The progressive view of all immigration (which is presented as mainstream in most traditional press and news programs) has led the transition to the virtual elimination of the word “illegal.” It’s rare to hear the word anymore when American immigration policy is debated.
Even Libertarian candidate Gary Johnson cautioned a recent interviewer that the use of “illegal” was “incendiary” to the Hispanic community when referring to people who have overstayed visas or entered the country illegally. The proper word he says should be “undocumented.” See?
It’s always this way with words and the media. It’s a race to be the definer of the issue. If you win the race, you control the issue. But is that good for us?
Need an example? How about the abortion arguments that come down to phrases like “pro-choice” vs. “pro-life”. I mean, what reasonable American would be anti-choice for goodness sake (or anti-life for that matter)?
The same thing has happened with immigration policy and, like abortion, the issues involved are complex and emotional.
In the past week, Donald Trump made a tight and reasonable speech that was both praised and vilified in the usual places. And if he actually believes what he said, he doesn’t sound like a xenophobic racist. Of course, it may be a little late for him to sound reasonable, a view recently shared by Paul Mirengoff, of Powerline, in his concise summary and commentary on the speech.
I agree, reasonableness by Trump should have come sooner. Most of the speech did seem… well… reasonable, in fact! Then I looked at what the mainstream journalism outlets like the Washington Post were saying. They were “fact checking” each point of Trump’s speech. For instance, they gave him 4 “Pinocchios” for the statistics he used for the number of illegal, undocumented, or unauthorized immigrants in the U.S. federal prisons. They also chided him for moderating his tone.
This caused me to go on a mission to separate the fact from the fiction on this issue, because the only way to discuss this rationally is to know the facts, right?
Here’s what I found out. There is an incredible amount of statistics out there and it contradicts both sides of this issue. You can find statistics that give you “facts” whichever way you want to argue. And it’s way too complex to simply hurl little (or big) insults at one another.
It turns out that American immigration policy has always been confusing and somewhat contradictory. It’s also resulted in lots of racism, condescension and turf wars. This goes for any period of large-scale immigration, in any era, regardless of the origin of immigrants, legal or not.
However, in our own era, the percentage of foreign-born people living in America is larger than in past waves of immigration, probably because this era of immigration has gone on longer than most. This wave began in the Sixties.
The U.S. periodically lets in big waves of immigrants and then shuts it down. This time, the government has allowed huge amounts of people to enter either legally or by ignoring those who come outside the legal process and has granted amnesty for undocumented people twice in the last 30 years! Now, we may be headed toward a third time with our estimated eleven plus million undocumented foreigners. Even Trump has become cautious on the idea of deporting 11 million people.

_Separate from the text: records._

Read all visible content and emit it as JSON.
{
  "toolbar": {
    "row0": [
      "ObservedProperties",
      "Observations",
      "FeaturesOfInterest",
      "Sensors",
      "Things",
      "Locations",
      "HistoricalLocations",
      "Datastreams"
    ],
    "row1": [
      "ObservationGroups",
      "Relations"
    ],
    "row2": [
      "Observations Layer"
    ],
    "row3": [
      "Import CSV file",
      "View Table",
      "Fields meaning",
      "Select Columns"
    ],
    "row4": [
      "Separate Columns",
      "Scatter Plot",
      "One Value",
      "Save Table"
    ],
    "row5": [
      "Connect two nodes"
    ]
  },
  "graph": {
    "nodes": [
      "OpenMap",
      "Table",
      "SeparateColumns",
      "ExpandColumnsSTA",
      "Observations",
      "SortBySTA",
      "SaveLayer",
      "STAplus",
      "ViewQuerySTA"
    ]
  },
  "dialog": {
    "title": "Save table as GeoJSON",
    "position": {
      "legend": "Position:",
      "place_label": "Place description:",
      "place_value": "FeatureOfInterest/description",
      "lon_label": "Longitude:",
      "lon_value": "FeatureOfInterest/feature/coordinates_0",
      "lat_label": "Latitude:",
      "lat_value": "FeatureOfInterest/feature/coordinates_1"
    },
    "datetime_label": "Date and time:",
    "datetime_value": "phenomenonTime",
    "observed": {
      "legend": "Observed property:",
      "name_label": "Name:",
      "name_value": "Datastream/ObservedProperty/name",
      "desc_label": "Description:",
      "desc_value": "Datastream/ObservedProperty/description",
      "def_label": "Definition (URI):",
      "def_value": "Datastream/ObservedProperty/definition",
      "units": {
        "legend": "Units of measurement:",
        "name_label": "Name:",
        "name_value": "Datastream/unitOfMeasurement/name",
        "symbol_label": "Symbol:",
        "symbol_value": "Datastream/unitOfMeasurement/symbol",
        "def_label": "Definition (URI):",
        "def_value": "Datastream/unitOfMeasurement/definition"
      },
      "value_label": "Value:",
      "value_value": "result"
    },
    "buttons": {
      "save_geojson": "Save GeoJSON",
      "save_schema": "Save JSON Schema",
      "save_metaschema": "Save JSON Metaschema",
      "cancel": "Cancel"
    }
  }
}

In the past, the usual pattern was to allow entry to a big number of foreigners over a shorter period of time and then close the doors and allow for the natural assimilation that occurs over a generation or two. This hasn’t happened and may account for all the emotion over immigration right now.
But the one thing I want you to take away from this discussion is that immigration has historically made America better, but it’s always been a difficult issue. Our politicians have “kicked the can” down the road for too long this time and we need real reform now.
If we’re ever going to work together as a unified nation, we must begin to see that there are many reasonable approaches to immigration policy from all sides. We have to get this right for the future of our great country and for our children.
So I challenge the Political Storm community to do a little research. What are your ideas on how to reform immigration and deal with what we’re facing? Bring it all back to us to comment on and argue a bit. But do us all a favor: start by considering that, just maybe, you’re not entirely right and the person with a differing view is not absolutely wrong.